Ukraine’s Zaporizhstal steel mill, partly owned by Metinvest, has started production of a new type of hot-rolled coils for Polish customers. According to Ukrainian media reports, Polish customers have ordered HRCs weighing at least 9 tons each.

Previously, to fulfill such an order, two coils were welded together. Thanks to new production lines, this operation is no longer necessary and saves on packaging and transportation.

The company is thus trying to capitalize on Polish demand for HRC, whose supply has been disrupted by much reduced Ukrainian production and the EU ban on Russian steel.

Russia, Ukraine, and Belarus together accounted for 25 percent of total Polish steel imports in 2021, meaning that the war in Ukraine has forced buyers to look for alternative suppliers.

In April, Zaporizhstal produced less steel than the previous year, and annual production declined accordingly. The plant produced only 68,900 tons of pig iron, down 81 percent from the previous year, 73,600 tons of crude steel, down 78 percent, and 65,700 tons of finished products, down 76.7 percent.

January-April pig iron production decreased by 45.1% year-on-year to 830,200 tons, crude steel production decreased by 45.8% to 721,000 tons, and finished product production decreased by 44.1% to 630,100 tons.

At the end of March, the steel mill partially resumed production of its operations (read article here) for subsequent shipment of product to the European market.

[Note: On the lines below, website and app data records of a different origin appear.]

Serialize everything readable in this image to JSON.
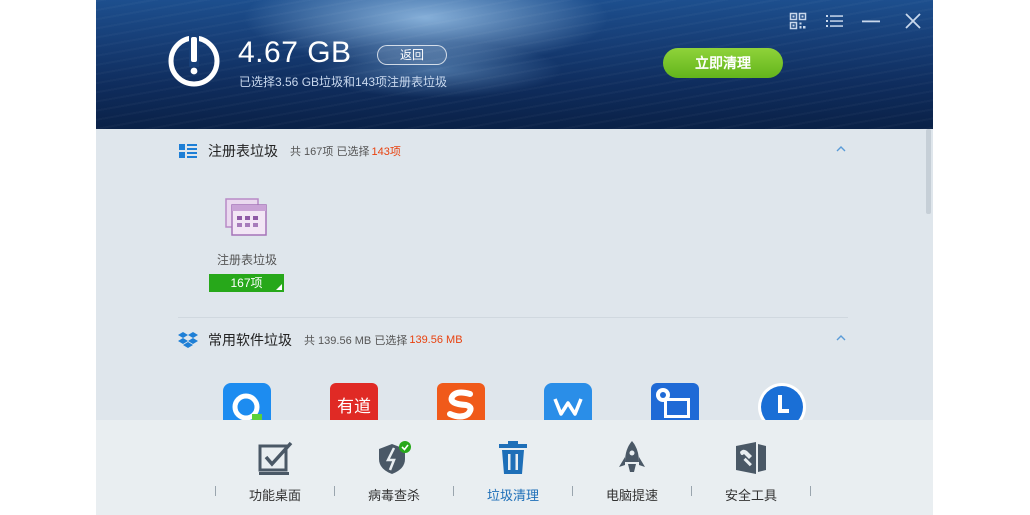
{
  "header": {
    "size_value": "4.67 GB",
    "back_label": "返回",
    "summary": "已选择3.56 GB垃圾和143项注册表垃圾",
    "clean_label": "立即清理"
  },
  "window_controls": [
    "qr-code-icon",
    "menu-icon",
    "minimize-icon",
    "close-icon"
  ],
  "sections": [
    {
      "title": "注册表垃圾",
      "count_text": "共 167项 已选择",
      "highlight": "143项",
      "icon": "registry-grid-icon"
    },
    {
      "title": "常用软件垃圾",
      "count_text": "共 139.56 MB 已选择",
      "highlight": "139.56 MB",
      "icon": "dropbox-icon"
    }
  ],
  "registry_tile": {
    "label": "注册表垃圾",
    "badge": "167项"
  },
  "software_icons": [
    "qq-browser-icon",
    "youdao-icon",
    "sogou-icon",
    "wps-icon",
    "settings-app-icon",
    "l-app-icon"
  ],
  "nav": {
    "items": [
      {
        "label": "功能桌面",
        "icon": "checkbox-icon"
      },
      {
        "label": "病毒查杀",
        "icon": "shield-bolt-icon"
      },
      {
        "label": "垃圾清理",
        "icon": "trash-icon"
      },
      {
        "label": "电脑提速",
        "icon": "rocket-icon"
      },
      {
        "label": "安全工具",
        "icon": "wrench-tool-icon"
      }
    ]
  },
  "colors": {
    "accent_green": "#63b51c",
    "highlight_red": "#e8420f",
    "badge_green": "#27a81a",
    "active_blue": "#1e6fb8"
  }
}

In early April, blast furnaces No. 3 and No. 4 were started up. As a result, April saw Zaporizhstal working at about 50 percent capacity utilization.

Metinvest suspended all production at the steel mill on March 2 due to intensified fighting following the Russian invasion, putting its Zaporizhya coke plant, Zaporizhkoks, offline for use.

Last year, Zaporizhstal produced 4.5 million tons of pig iron, 3.8 million tons of crude oil, and 3.2 million tons of finished steel, with production almost stable from the previous year.